The first 100 feet is down a very steep set of stairs. It's lit, and there are handrails throughout, but the stairs are narrow and they are definitely steep. We got to the bottom - to the platform - and they lost their marbles. We were supposed to descend another 65 feet down a spiral staircase but they wanted nothing to do with it. They were crying - literally - and Sweetie was adamant that he was NOT going any further and if we did, he was NOT going to wait for us. He was going back up and that was all there was to it. No amount of coaxing could convince them, and they happily gave up their potential miner's helmets if I would just take them back up. So up we went ... and I never got to hear the cavern moan. I also never got to see it in all its glory ... the chamber that we were descending is the largest natural cave on the west coast, and it is so large the Statue of Liberty could fit inside it. And I didn't get to see it from the bottom up. I. Was. So. Mad. And the boys did NOT get their stupid miner's helmets (despite their begging and pleading "but we tried." Stupid everyone-gets-a-trophy-just-for-participating world!) I did buy little miner's helmet keychains as incentive to get them to try again. (I know, I'm such a softie!)

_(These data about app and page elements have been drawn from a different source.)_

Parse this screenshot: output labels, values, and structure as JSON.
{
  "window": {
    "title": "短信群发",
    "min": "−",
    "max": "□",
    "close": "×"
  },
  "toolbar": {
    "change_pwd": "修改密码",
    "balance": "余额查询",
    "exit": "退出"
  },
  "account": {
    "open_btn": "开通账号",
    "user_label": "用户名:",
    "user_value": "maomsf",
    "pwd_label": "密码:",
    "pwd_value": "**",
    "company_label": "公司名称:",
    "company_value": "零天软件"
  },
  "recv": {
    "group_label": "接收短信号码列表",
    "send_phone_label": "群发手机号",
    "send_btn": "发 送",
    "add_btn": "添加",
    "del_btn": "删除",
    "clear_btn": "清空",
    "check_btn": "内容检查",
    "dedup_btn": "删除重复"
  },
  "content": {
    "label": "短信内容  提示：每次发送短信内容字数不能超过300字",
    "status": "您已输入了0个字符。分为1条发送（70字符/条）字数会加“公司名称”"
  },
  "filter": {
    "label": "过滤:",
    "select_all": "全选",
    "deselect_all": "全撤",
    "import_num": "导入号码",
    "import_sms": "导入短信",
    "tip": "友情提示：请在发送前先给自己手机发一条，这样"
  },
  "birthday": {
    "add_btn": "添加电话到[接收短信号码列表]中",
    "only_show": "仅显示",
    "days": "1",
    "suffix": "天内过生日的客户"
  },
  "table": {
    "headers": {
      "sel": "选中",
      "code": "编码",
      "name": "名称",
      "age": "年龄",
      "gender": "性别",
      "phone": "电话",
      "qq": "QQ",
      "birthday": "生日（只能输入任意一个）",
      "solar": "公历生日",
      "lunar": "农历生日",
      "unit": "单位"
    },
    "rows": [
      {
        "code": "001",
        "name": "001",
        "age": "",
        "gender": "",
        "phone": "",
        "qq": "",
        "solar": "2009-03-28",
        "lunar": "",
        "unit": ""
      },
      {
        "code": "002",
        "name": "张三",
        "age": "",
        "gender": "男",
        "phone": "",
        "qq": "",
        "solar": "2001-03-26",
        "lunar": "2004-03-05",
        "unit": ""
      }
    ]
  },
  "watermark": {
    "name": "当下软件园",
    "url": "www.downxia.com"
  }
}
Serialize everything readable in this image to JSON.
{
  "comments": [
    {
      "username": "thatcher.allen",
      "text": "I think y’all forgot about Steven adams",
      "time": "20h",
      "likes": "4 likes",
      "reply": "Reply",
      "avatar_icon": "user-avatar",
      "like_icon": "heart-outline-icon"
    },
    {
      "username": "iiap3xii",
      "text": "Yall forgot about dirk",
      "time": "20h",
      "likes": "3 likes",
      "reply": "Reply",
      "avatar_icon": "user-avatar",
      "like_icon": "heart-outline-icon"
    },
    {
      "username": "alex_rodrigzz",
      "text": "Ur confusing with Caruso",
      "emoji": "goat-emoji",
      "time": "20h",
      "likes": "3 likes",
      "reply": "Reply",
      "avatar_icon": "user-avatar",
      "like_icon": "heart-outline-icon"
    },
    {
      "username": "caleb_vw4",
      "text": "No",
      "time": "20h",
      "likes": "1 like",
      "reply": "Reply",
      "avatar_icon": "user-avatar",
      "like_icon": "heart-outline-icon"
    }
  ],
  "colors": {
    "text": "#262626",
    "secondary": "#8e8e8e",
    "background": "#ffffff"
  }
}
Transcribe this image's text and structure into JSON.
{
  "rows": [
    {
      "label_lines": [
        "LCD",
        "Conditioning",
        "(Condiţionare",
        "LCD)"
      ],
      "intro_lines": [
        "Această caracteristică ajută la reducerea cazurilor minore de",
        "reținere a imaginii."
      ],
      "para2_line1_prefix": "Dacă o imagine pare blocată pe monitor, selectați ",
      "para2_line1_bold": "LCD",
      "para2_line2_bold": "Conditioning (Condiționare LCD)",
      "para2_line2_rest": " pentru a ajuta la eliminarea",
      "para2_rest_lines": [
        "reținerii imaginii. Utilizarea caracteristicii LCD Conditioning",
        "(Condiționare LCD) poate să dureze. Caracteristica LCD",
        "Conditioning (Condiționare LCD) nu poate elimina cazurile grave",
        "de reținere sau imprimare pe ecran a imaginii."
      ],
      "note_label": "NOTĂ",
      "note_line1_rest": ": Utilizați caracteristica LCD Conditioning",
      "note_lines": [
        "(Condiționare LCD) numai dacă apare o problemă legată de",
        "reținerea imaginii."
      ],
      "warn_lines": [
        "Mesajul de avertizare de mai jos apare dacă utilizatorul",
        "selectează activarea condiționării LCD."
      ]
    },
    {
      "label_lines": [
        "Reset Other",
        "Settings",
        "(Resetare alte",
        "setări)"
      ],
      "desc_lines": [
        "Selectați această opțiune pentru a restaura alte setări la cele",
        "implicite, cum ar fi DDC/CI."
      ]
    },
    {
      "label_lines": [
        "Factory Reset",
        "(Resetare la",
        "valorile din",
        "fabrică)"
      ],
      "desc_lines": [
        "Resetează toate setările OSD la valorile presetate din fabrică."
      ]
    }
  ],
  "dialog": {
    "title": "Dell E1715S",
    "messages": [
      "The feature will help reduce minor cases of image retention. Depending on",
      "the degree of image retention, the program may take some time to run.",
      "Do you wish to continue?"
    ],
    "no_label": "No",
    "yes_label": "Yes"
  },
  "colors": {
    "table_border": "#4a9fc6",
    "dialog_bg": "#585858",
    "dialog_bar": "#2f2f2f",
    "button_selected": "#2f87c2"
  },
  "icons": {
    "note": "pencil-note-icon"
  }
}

After I sat and sulked for a little while (and they played in a water sluice for pretend gold panning), and had a cold drink, I decided that we were going to go in a cave that day if it killed me. I don't know why I got so obsessed, but I did. After speaking with some other folks who seemed to be "in the know," I decided we would go to Mercer Cavern, which is in Murphys. After we drove the narrow, beaten road to the cavern, I discovered we were given bad information ... Mercer is WORSE than Moaning. The descent is 420 stairs, nearly straight down. Um, no. We had a picnic lunch on the grounds and got back in the car. Much to the boys' chagrin, more caverns awaited us if we just took the long road home, and I was bound and determined to do just that!
We drove about an hour to California Cavern. Everyone swore this one was great ... basically flat, well lit, not scary at all. We walked into the gift store and gosh darn it if those miner's hats weren't there, tempting my children again. I spoke with the guide, who assured me that the boys would love it. They just had a third grade class through there last week, after all. With the same bribe in place, and the kind words of an old miner-looking guy, we decided we would try again.

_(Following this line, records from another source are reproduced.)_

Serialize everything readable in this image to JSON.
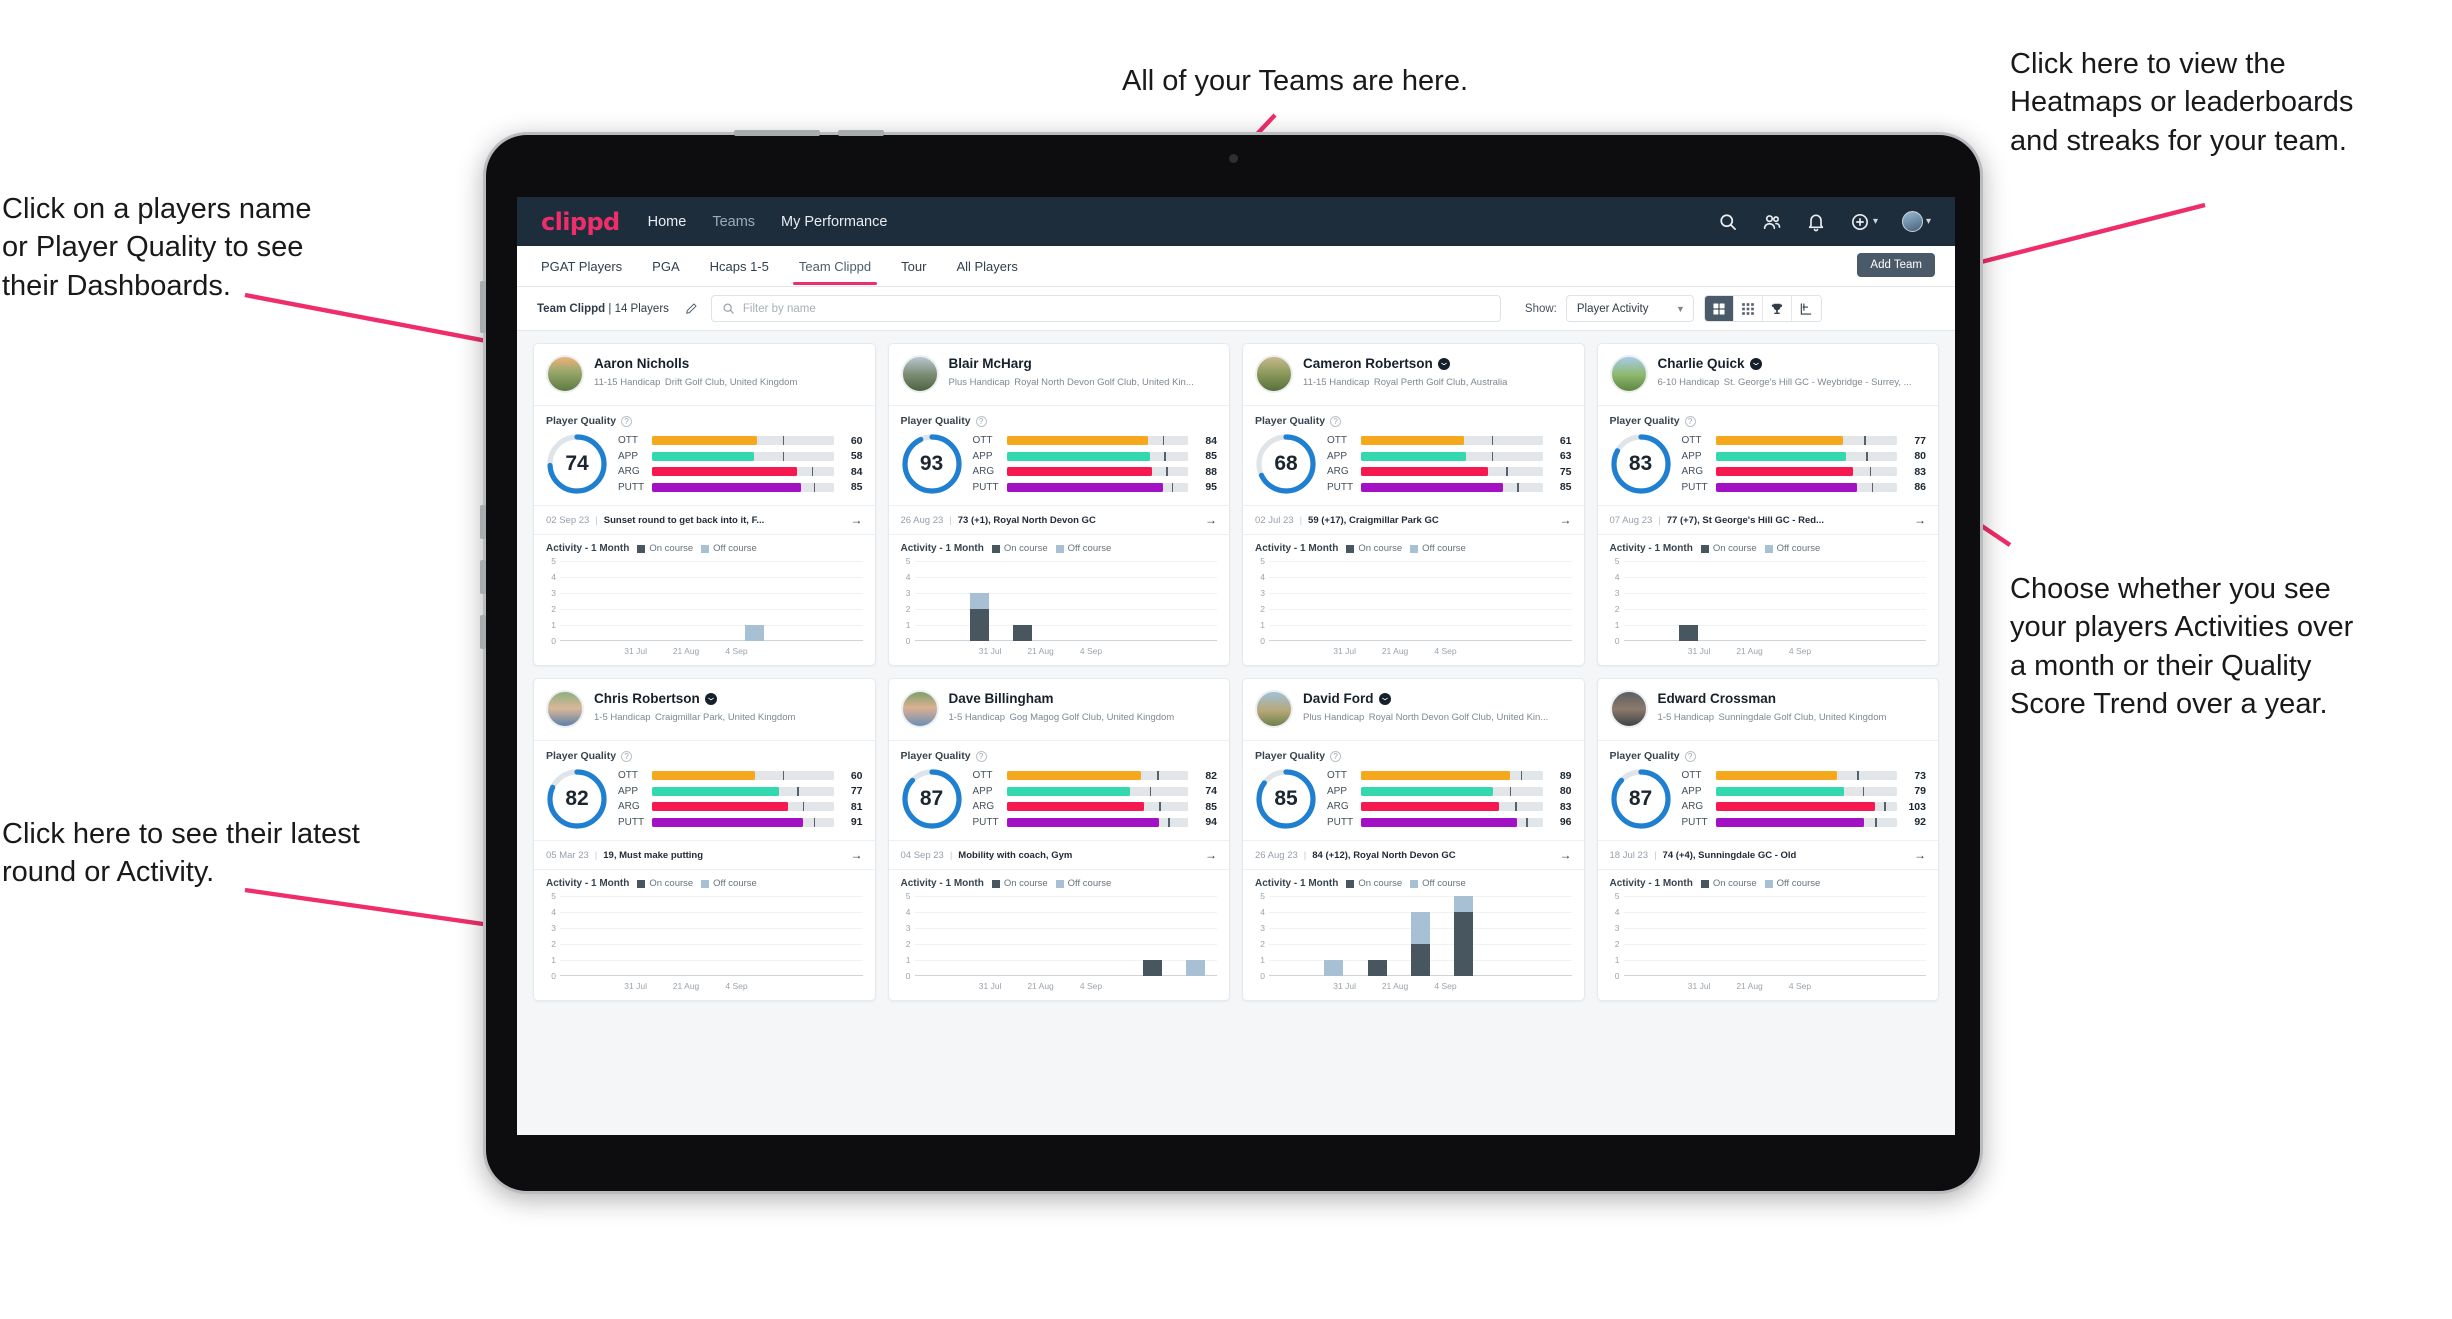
{
  "annotations": {
    "top_left": "Click on a players name\nor Player Quality to see\ntheir Dashboards.",
    "bottom_left": "Click here to see their latest\nround or Activity.",
    "top_center": "All of your Teams are here.",
    "top_right": "Click here to view the\nHeatmaps or leaderboards\nand streaks for your team.",
    "middle_right": "Choose whether you see\nyour players Activities over\na month or their Quality\nScore Trend over a year."
  },
  "topnav": {
    "brand": "clippd",
    "links": [
      {
        "label": "Home",
        "active": true
      },
      {
        "label": "Teams",
        "active": false
      },
      {
        "label": "My Performance",
        "active": true
      }
    ],
    "icons": [
      "search-icon",
      "people-icon",
      "bell-icon",
      "plus-circle-icon",
      "avatar"
    ]
  },
  "tabs": [
    {
      "label": "PGAT Players",
      "active": false
    },
    {
      "label": "PGA",
      "active": false
    },
    {
      "label": "Hcaps 1-5",
      "active": false
    },
    {
      "label": "Team Clippd",
      "active": true
    },
    {
      "label": "Tour",
      "active": false
    },
    {
      "label": "All Players",
      "active": false
    }
  ],
  "add_team_label": "Add Team",
  "filterbar": {
    "team_name": "Team Clippd",
    "team_count": "14 Players",
    "separator": "|",
    "edit_icon": "pencil-icon",
    "search_placeholder": "Filter by name",
    "search_value": "",
    "show_label": "Show:",
    "show_value": "Player Activity",
    "show_options": [
      "Player Activity",
      "Quality Score Trend"
    ],
    "views": [
      {
        "name": "grid-large-view",
        "active": true
      },
      {
        "name": "grid-small-view",
        "active": false
      },
      {
        "name": "trophy-leaderboard-view",
        "active": false
      },
      {
        "name": "heatmap-view",
        "active": false
      }
    ]
  },
  "card_labels": {
    "player_quality": "Player Quality",
    "activity": "Activity - 1 Month",
    "legend_on": "On course",
    "legend_off": "Off course",
    "help_icon": "question-circle-icon",
    "arrow_icon": "arrow-right-icon"
  },
  "colors": {
    "brand_pink": "#ef2d6a",
    "navbar": "#1e2d3b",
    "ring": "#1f7fd0",
    "ott": "#f5a81c",
    "app": "#34d8ae",
    "arg": "#f5194f",
    "putt": "#a211c4",
    "on_course": "#47565f",
    "off_course": "#a8c0d4"
  },
  "chart_data": {
    "type": "bar",
    "title": "Activity - 1 Month",
    "ylabel": "",
    "xlabel": "",
    "ylim": [
      0,
      5
    ],
    "yticks": [
      0,
      1,
      2,
      3,
      4,
      5
    ],
    "xticks": [
      "31 Jul",
      "21 Aug",
      "4 Sep"
    ],
    "stacked": true,
    "legend": [
      "On course",
      "Off course"
    ],
    "legend_position": "top",
    "grid": true,
    "slots": 7
  },
  "players": [
    {
      "name": "Aaron Nicholls",
      "verified": false,
      "handicap": "11-15 Handicap",
      "club": "Drift Golf Club, United Kingdom",
      "avatar_hint": "golf-course-sunset",
      "quality": 74,
      "skills": [
        {
          "key": "OTT",
          "value": 60,
          "fill": 58,
          "tick": 72
        },
        {
          "key": "APP",
          "value": 58,
          "fill": 56,
          "tick": 72
        },
        {
          "key": "ARG",
          "value": 84,
          "fill": 80,
          "tick": 88
        },
        {
          "key": "PUTT",
          "value": 85,
          "fill": 82,
          "tick": 89
        }
      ],
      "round_date": "02 Sep 23",
      "round_text": "Sunset round to get back into it, F...",
      "activity": {
        "on": [
          0,
          0,
          0,
          0,
          0,
          0,
          0
        ],
        "off": [
          0,
          0,
          0,
          0,
          1,
          0,
          0
        ]
      }
    },
    {
      "name": "Blair McHarg",
      "verified": false,
      "handicap": "Plus Handicap",
      "club": "Royal North Devon Golf Club, United Kin...",
      "avatar_hint": "golfer-on-links",
      "quality": 93,
      "skills": [
        {
          "key": "OTT",
          "value": 84,
          "fill": 78,
          "tick": 86
        },
        {
          "key": "APP",
          "value": 85,
          "fill": 79,
          "tick": 87
        },
        {
          "key": "ARG",
          "value": 88,
          "fill": 80,
          "tick": 88
        },
        {
          "key": "PUTT",
          "value": 95,
          "fill": 86,
          "tick": 91
        }
      ],
      "round_date": "26 Aug 23",
      "round_text": "73 (+1), Royal North Devon GC",
      "activity": {
        "on": [
          0,
          2,
          1,
          0,
          0,
          0,
          0
        ],
        "off": [
          0,
          1,
          0,
          0,
          0,
          0,
          0
        ],
        "on2": [
          0,
          0,
          0,
          0,
          0,
          0,
          0
        ]
      }
    },
    {
      "name": "Cameron Robertson",
      "verified": true,
      "handicap": "11-15 Handicap",
      "club": "Royal Perth Golf Club, Australia",
      "avatar_hint": "golfer-in-rough",
      "quality": 68,
      "skills": [
        {
          "key": "OTT",
          "value": 61,
          "fill": 57,
          "tick": 72
        },
        {
          "key": "APP",
          "value": 63,
          "fill": 58,
          "tick": 72
        },
        {
          "key": "ARG",
          "value": 75,
          "fill": 70,
          "tick": 80
        },
        {
          "key": "PUTT",
          "value": 85,
          "fill": 78,
          "tick": 86
        }
      ],
      "round_date": "02 Jul 23",
      "round_text": "59 (+17), Craigmillar Park GC",
      "activity": {
        "on": [
          0,
          0,
          0,
          0,
          0,
          0,
          0
        ],
        "off": [
          0,
          0,
          0,
          0,
          0,
          0,
          0
        ]
      }
    },
    {
      "name": "Charlie Quick",
      "verified": true,
      "handicap": "6-10 Handicap",
      "club": "St. George's Hill GC - Weybridge - Surrey, ...",
      "avatar_hint": "golf-green-sky",
      "quality": 83,
      "skills": [
        {
          "key": "OTT",
          "value": 77,
          "fill": 70,
          "tick": 82
        },
        {
          "key": "APP",
          "value": 80,
          "fill": 72,
          "tick": 83
        },
        {
          "key": "ARG",
          "value": 83,
          "fill": 76,
          "tick": 85
        },
        {
          "key": "PUTT",
          "value": 86,
          "fill": 78,
          "tick": 86
        }
      ],
      "round_date": "07 Aug 23",
      "round_text": "77 (+7), St George's Hill GC - Red...",
      "activity": {
        "on": [
          0,
          1,
          0,
          0,
          0,
          0,
          0
        ],
        "off": [
          0,
          0,
          0,
          0,
          0,
          0,
          0
        ]
      }
    },
    {
      "name": "Chris Robertson",
      "verified": true,
      "handicap": "1-5 Handicap",
      "club": "Craigmillar Park, United Kingdom",
      "avatar_hint": "man-portrait-glasses",
      "quality": 82,
      "skills": [
        {
          "key": "OTT",
          "value": 60,
          "fill": 57,
          "tick": 72
        },
        {
          "key": "APP",
          "value": 77,
          "fill": 70,
          "tick": 80
        },
        {
          "key": "ARG",
          "value": 81,
          "fill": 75,
          "tick": 83
        },
        {
          "key": "PUTT",
          "value": 91,
          "fill": 83,
          "tick": 89
        }
      ],
      "round_date": "05 Mar 23",
      "round_text": "19, Must make putting",
      "activity": {
        "on": [
          0,
          0,
          0,
          0,
          0,
          0,
          0
        ],
        "off": [
          0,
          0,
          0,
          0,
          0,
          0,
          0
        ]
      }
    },
    {
      "name": "Dave Billingham",
      "verified": false,
      "handicap": "1-5 Handicap",
      "club": "Gog Magog Golf Club, United Kingdom",
      "avatar_hint": "man-portrait-beard",
      "quality": 87,
      "skills": [
        {
          "key": "OTT",
          "value": 82,
          "fill": 74,
          "tick": 83
        },
        {
          "key": "APP",
          "value": 74,
          "fill": 68,
          "tick": 79
        },
        {
          "key": "ARG",
          "value": 85,
          "fill": 76,
          "tick": 84
        },
        {
          "key": "PUTT",
          "value": 94,
          "fill": 84,
          "tick": 89
        }
      ],
      "round_date": "04 Sep 23",
      "round_text": "Mobility with coach, Gym",
      "activity": {
        "on": [
          0,
          0,
          0,
          0,
          0,
          1,
          0
        ],
        "off": [
          0,
          0,
          0,
          0,
          0,
          0,
          1
        ]
      }
    },
    {
      "name": "David Ford",
      "verified": true,
      "handicap": "Plus Handicap",
      "club": "Royal North Devon Golf Club, United Kin...",
      "avatar_hint": "golfer-walking",
      "quality": 85,
      "skills": [
        {
          "key": "OTT",
          "value": 89,
          "fill": 82,
          "tick": 88
        },
        {
          "key": "APP",
          "value": 80,
          "fill": 73,
          "tick": 82
        },
        {
          "key": "ARG",
          "value": 83,
          "fill": 76,
          "tick": 85
        },
        {
          "key": "PUTT",
          "value": 96,
          "fill": 86,
          "tick": 91
        }
      ],
      "round_date": "26 Aug 23",
      "round_text": "84 (+12), Royal North Devon GC",
      "activity": {
        "on": [
          0,
          0,
          1,
          2,
          4,
          0,
          0
        ],
        "off": [
          0,
          1,
          0,
          2,
          1,
          0,
          0
        ]
      }
    },
    {
      "name": "Edward Crossman",
      "verified": false,
      "handicap": "1-5 Handicap",
      "club": "Sunningdale Golf Club, United Kingdom",
      "avatar_hint": "person-indoor",
      "quality": 87,
      "skills": [
        {
          "key": "OTT",
          "value": 73,
          "fill": 67,
          "tick": 78
        },
        {
          "key": "APP",
          "value": 79,
          "fill": 71,
          "tick": 81
        },
        {
          "key": "ARG",
          "value": 103,
          "fill": 88,
          "tick": 93
        },
        {
          "key": "PUTT",
          "value": 92,
          "fill": 82,
          "tick": 88
        }
      ],
      "round_date": "18 Jul 23",
      "round_text": "74 (+4), Sunningdale GC - Old",
      "activity": {
        "on": [
          0,
          0,
          0,
          0,
          0,
          0,
          0
        ],
        "off": [
          0,
          0,
          0,
          0,
          0,
          0,
          0
        ]
      }
    }
  ]
}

I'm happy to report that California Cavern is a really GREAT thing to do with kids. It's a guided tour, and the trail follows the natural contours of the cave. It averages about 61 degrees inside, so we had on long pants and long sleeves, along with the mandatory hard hat. We did some ducking, and some squeezing through narrow passageways, but we never ascended or descended more than about ten steps. We learned about the discovery of the cavern (and later a secret chamber hidden for twenty years!), how the miners used it (dancing! church services! council meetings!), how they lit their way (an ingenious early version of a flashlight), how the stalgmites and stalagtites form (and I can now tell you the difference between the two), and the boys did not even realize that the tour took an hour and twenty minutes! They loved it. Sweetie has decided that he wants to go in more caverns, so long as he doesn't have to go DOWN until he's a lot older.

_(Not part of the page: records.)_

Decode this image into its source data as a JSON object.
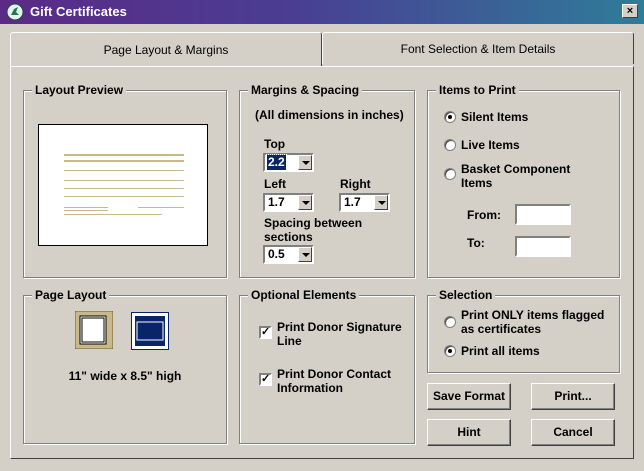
{
  "window": {
    "title": "Gift Certificates",
    "close_label": "×"
  },
  "tabs": [
    {
      "label": "Page Layout & Margins"
    },
    {
      "label": "Font Selection & Item Details"
    }
  ],
  "layout_preview": {
    "label": "Layout Preview"
  },
  "margins": {
    "label": "Margins & Spacing",
    "note": "(All dimensions in inches)",
    "top_label": "Top",
    "top_value": "2.2",
    "left_label": "Left",
    "left_value": "1.7",
    "right_label": "Right",
    "right_value": "1.7",
    "spacing_label": "Spacing between sections",
    "spacing_value": "0.5"
  },
  "items_to_print": {
    "label": "Items to Print",
    "options": [
      "Silent Items",
      "Live Items",
      "Basket Component Items"
    ],
    "from_label": "From:",
    "to_label": "To:",
    "from_value": "",
    "to_value": ""
  },
  "page_layout": {
    "label": "Page Layout",
    "size_text": "11\" wide x 8.5\" high"
  },
  "optional": {
    "label": "Optional Elements",
    "sig_label": "Print Donor Signature Line",
    "contact_label": "Print Donor Contact Information"
  },
  "selection": {
    "label": "Selection",
    "flagged_label": "Print ONLY items flagged as certificates",
    "all_label": "Print all items"
  },
  "buttons": {
    "save_format": "Save Format",
    "print": "Print...",
    "hint": "Hint",
    "cancel": "Cancel"
  }
}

They now have their miner's hats. There's another "flat" cavern we intend to visit. And I am going to find some adult companion to go spelunking with me at Moaning and Mercer one of these days. And when I go back to Moaning and Mercer, I will NOT go camping first.